> [PROVIDED MATERIAL]:

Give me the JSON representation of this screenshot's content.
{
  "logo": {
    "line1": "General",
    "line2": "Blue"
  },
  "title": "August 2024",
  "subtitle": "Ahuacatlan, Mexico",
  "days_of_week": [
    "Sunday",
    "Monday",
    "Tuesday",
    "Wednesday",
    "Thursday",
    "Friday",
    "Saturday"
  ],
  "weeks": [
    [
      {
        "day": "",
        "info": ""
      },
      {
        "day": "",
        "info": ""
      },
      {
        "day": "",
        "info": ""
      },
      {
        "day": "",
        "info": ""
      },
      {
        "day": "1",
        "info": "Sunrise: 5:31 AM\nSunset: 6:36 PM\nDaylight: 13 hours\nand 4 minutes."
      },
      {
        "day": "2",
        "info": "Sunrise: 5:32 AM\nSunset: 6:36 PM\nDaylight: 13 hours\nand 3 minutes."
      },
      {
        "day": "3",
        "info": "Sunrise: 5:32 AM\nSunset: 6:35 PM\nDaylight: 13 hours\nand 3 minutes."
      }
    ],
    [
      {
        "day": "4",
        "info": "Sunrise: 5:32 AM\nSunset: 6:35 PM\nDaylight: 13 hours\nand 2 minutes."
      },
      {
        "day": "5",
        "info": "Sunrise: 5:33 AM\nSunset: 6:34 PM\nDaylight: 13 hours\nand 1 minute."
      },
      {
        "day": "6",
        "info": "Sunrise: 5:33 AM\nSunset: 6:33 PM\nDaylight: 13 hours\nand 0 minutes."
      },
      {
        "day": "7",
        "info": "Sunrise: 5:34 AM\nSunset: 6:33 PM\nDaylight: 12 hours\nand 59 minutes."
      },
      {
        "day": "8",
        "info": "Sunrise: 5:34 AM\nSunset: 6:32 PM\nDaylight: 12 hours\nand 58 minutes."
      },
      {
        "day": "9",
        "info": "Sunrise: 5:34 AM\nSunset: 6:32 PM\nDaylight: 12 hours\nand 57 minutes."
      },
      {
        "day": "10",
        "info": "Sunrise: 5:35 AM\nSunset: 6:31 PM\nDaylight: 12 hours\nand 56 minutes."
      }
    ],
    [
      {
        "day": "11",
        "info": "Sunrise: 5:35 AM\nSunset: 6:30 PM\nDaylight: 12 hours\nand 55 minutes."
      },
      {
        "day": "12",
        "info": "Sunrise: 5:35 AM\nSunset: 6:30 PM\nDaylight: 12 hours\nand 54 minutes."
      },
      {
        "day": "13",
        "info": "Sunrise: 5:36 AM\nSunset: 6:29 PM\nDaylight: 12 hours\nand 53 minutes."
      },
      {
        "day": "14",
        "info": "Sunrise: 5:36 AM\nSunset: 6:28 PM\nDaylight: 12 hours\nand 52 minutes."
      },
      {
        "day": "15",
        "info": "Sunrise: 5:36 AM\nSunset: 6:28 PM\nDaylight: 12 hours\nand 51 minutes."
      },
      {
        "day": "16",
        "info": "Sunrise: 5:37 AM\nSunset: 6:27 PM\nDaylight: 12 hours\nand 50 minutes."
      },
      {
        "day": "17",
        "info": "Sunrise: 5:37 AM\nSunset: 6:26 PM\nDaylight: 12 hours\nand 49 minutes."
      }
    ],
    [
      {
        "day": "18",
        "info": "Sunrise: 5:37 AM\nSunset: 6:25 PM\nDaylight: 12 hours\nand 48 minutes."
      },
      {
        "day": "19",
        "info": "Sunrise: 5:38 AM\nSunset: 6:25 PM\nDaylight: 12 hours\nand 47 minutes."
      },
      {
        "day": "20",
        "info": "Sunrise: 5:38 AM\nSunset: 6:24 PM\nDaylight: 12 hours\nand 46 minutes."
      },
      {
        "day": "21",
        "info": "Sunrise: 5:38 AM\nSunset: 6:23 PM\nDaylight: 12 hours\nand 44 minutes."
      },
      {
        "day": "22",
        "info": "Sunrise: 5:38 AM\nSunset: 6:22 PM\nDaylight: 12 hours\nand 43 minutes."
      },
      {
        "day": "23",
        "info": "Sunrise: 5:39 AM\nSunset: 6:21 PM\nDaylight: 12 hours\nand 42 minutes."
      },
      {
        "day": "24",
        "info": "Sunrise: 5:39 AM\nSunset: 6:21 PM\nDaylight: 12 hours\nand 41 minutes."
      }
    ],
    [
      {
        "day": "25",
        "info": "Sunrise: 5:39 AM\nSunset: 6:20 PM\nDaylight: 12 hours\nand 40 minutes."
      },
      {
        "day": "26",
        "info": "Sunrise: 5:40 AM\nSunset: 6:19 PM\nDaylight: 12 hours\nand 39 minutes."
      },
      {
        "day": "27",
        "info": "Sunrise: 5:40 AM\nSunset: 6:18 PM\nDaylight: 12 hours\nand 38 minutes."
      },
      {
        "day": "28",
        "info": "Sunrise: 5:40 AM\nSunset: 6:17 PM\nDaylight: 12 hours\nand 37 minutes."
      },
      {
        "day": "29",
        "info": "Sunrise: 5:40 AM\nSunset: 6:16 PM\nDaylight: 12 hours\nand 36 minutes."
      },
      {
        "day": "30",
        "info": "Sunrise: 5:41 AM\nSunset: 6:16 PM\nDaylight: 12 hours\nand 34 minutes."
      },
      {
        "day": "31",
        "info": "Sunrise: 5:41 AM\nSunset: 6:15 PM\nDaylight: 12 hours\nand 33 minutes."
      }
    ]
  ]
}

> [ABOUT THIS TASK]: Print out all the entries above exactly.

> [ANSWER TO THE EXERCISE]:
Give me the JSON representation of this screenshot's content.
{
  "logo": {
    "line1": "General",
    "line2": "Blue"
  },
  "title": "August 2024",
  "subtitle": "Ahuacatlan, Mexico",
  "days_of_week": [
    "Sunday",
    "Monday",
    "Tuesday",
    "Wednesday",
    "Thursday",
    "Friday",
    "Saturday"
  ],
  "weeks": [
    [
      {
        "day": "",
        "info": ""
      },
      {
        "day": "",
        "info": ""
      },
      {
        "day": "",
        "info": ""
      },
      {
        "day": "",
        "info": ""
      },
      {
        "day": "1",
        "info": "Sunrise: 5:31 AM\nSunset: 6:36 PM\nDaylight: 13 hours\nand 4 minutes."
      },
      {
        "day": "2",
        "info": "Sunrise: 5:32 AM\nSunset: 6:36 PM\nDaylight: 13 hours\nand 3 minutes."
      },
      {
        "day": "3",
        "info": "Sunrise: 5:32 AM\nSunset: 6:35 PM\nDaylight: 13 hours\nand 3 minutes."
      }
    ],
    [
      {
        "day": "4",
        "info": "Sunrise: 5:32 AM\nSunset: 6:35 PM\nDaylight: 13 hours\nand 2 minutes."
      },
      {
        "day": "5",
        "info": "Sunrise: 5:33 AM\nSunset: 6:34 PM\nDaylight: 13 hours\nand 1 minute."
      },
      {
        "day": "6",
        "info": "Sunrise: 5:33 AM\nSunset: 6:33 PM\nDaylight: 13 hours\nand 0 minutes."
      },
      {
        "day": "7",
        "info": "Sunrise: 5:34 AM\nSunset: 6:33 PM\nDaylight: 12 hours\nand 59 minutes."
      },
      {
        "day": "8",
        "info": "Sunrise: 5:34 AM\nSunset: 6:32 PM\nDaylight: 12 hours\nand 58 minutes."
      },
      {
        "day": "9",
        "info": "Sunrise: 5:34 AM\nSunset: 6:32 PM\nDaylight: 12 hours\nand 57 minutes."
      },
      {
        "day": "10",
        "info": "Sunrise: 5:35 AM\nSunset: 6:31 PM\nDaylight: 12 hours\nand 56 minutes."
      }
    ],
    [
      {
        "day": "11",
        "info": "Sunrise: 5:35 AM\nSunset: 6:30 PM\nDaylight: 12 hours\nand 55 minutes."
      },
      {
        "day": "12",
        "info": "Sunrise: 5:35 AM\nSunset: 6:30 PM\nDaylight: 12 hours\nand 54 minutes."
      },
      {
        "day": "13",
        "info": "Sunrise: 5:36 AM\nSunset: 6:29 PM\nDaylight: 12 hours\nand 53 minutes."
      },
      {
        "day": "14",
        "info": "Sunrise: 5:36 AM\nSunset: 6:28 PM\nDaylight: 12 hours\nand 52 minutes."
      },
      {
        "day": "15",
        "info": "Sunrise: 5:36 AM\nSunset: 6:28 PM\nDaylight: 12 hours\nand 51 minutes."
      },
      {
        "day": "16",
        "info": "Sunrise: 5:37 AM\nSunset: 6:27 PM\nDaylight: 12 hours\nand 50 minutes."
      },
      {
        "day": "17",
        "info": "Sunrise: 5:37 AM\nSunset: 6:26 PM\nDaylight: 12 hours\nand 49 minutes."
      }
    ],
    [
      {
        "day": "18",
        "info": "Sunrise: 5:37 AM\nSunset: 6:25 PM\nDaylight: 12 hours\nand 48 minutes."
      },
      {
        "day": "19",
        "info": "Sunrise: 5:38 AM\nSunset: 6:25 PM\nDaylight: 12 hours\nand 47 minutes."
      },
      {
        "day": "20",
        "info": "Sunrise: 5:38 AM\nSunset: 6:24 PM\nDaylight: 12 hours\nand 46 minutes."
      },
      {
        "day": "21",
        "info": "Sunrise: 5:38 AM\nSunset: 6:23 PM\nDaylight: 12 hours\nand 44 minutes."
      },
      {
        "day": "22",
        "info": "Sunrise: 5:38 AM\nSunset: 6:22 PM\nDaylight: 12 hours\nand 43 minutes."
      },
      {
        "day": "23",
        "info": "Sunrise: 5:39 AM\nSunset: 6:21 PM\nDaylight: 12 hours\nand 42 minutes."
      },
      {
        "day": "24",
        "info": "Sunrise: 5:39 AM\nSunset: 6:21 PM\nDaylight: 12 hours\nand 41 minutes."
      }
    ],
    [
      {
        "day": "25",
        "info": "Sunrise: 5:39 AM\nSunset: 6:20 PM\nDaylight: 12 hours\nand 40 minutes."
      },
      {
        "day": "26",
        "info": "Sunrise: 5:40 AM\nSunset: 6:19 PM\nDaylight: 12 hours\nand 39 minutes."
      },
      {
        "day": "27",
        "info": "Sunrise: 5:40 AM\nSunset: 6:18 PM\nDaylight: 12 hours\nand 38 minutes."
      },
      {
        "day": "28",
        "info": "Sunrise: 5:40 AM\nSunset: 6:17 PM\nDaylight: 12 hours\nand 37 minutes."
      },
      {
        "day": "29",
        "info": "Sunrise: 5:40 AM\nSunset: 6:16 PM\nDaylight: 12 hours\nand 36 minutes."
      },
      {
        "day": "30",
        "info": "Sunrise: 5:41 AM\nSunset: 6:16 PM\nDaylight: 12 hours\nand 34 minutes."
      },
      {
        "day": "31",
        "info": "Sunrise: 5:41 AM\nSunset: 6:15 PM\nDaylight: 12 hours\nand 33 minutes."
      }
    ]
  ]
}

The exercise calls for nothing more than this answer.